* [Work instruction]: The expected answer is every line of the material that contains the word "GIMP".

┌──

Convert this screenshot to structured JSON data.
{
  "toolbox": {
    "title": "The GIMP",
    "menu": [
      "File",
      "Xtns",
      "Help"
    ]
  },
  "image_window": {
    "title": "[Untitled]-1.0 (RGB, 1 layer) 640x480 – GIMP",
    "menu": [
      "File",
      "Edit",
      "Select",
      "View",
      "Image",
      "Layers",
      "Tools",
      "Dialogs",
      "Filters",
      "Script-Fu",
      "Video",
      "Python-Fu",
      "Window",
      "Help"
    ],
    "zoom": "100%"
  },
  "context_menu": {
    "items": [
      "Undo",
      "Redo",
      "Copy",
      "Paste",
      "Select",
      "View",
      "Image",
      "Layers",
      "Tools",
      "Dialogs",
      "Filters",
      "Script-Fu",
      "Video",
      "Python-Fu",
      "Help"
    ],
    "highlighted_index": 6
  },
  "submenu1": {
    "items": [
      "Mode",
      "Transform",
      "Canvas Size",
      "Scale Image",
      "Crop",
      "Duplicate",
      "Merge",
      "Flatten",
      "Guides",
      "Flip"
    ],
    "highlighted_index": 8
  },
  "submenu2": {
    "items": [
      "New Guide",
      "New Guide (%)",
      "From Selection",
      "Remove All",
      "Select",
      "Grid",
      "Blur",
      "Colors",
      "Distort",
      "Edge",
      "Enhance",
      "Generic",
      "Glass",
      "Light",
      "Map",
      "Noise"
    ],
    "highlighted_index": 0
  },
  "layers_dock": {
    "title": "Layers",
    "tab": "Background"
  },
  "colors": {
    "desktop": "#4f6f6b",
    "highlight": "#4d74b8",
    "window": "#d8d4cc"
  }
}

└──

* [Solved problem]:
    "title": "The GIMP",
    "title": "[Untitled]-1.0 (RGB, 1 layer) 640x480 – GIMP",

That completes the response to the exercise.